╭─ MATERIAL TO PROCESS

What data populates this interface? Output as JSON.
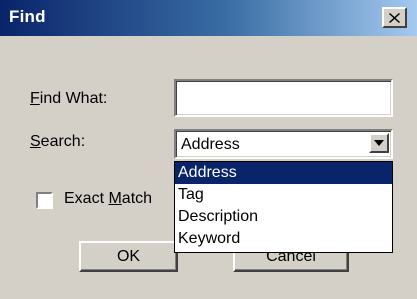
{
  "window": {
    "title": "Find",
    "close_glyph": "✕"
  },
  "find_what": {
    "label_accel": "F",
    "label_rest": "ind What:",
    "value": ""
  },
  "search": {
    "label_accel": "S",
    "label_rest": "earch:",
    "selected": "Address",
    "options": [
      "Address",
      "Tag",
      "Description",
      "Keyword"
    ]
  },
  "exact_match": {
    "label_pre": "Exact ",
    "label_accel": "M",
    "label_post": "atch",
    "checked": false
  },
  "buttons": {
    "ok_label": "OK",
    "cancel_label": "Cancel"
  },
  "colors": {
    "title_start": "#0a246a",
    "selection": "#0a246a",
    "face": "#d4d0c8"
  }
}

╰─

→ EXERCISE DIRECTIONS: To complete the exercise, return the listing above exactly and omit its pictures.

→ ANSWER SECTION:
What data populates this interface? Output as JSON.
{
  "window": {
    "title": "Find",
    "close_glyph": "✕"
  },
  "find_what": {
    "label_accel": "F",
    "label_rest": "ind What:",
    "value": ""
  },
  "search": {
    "label_accel": "S",
    "label_rest": "earch:",
    "selected": "Address",
    "options": [
      "Address",
      "Tag",
      "Description",
      "Keyword"
    ]
  },
  "exact_match": {
    "label_pre": "Exact ",
    "label_accel": "M",
    "label_post": "atch",
    "checked": false
  },
  "buttons": {
    "ok_label": "OK",
    "cancel_label": "Cancel"
  },
  "colors": {
    "title_start": "#0a246a",
    "selection": "#0a246a",
    "face": "#d4d0c8"
  }
}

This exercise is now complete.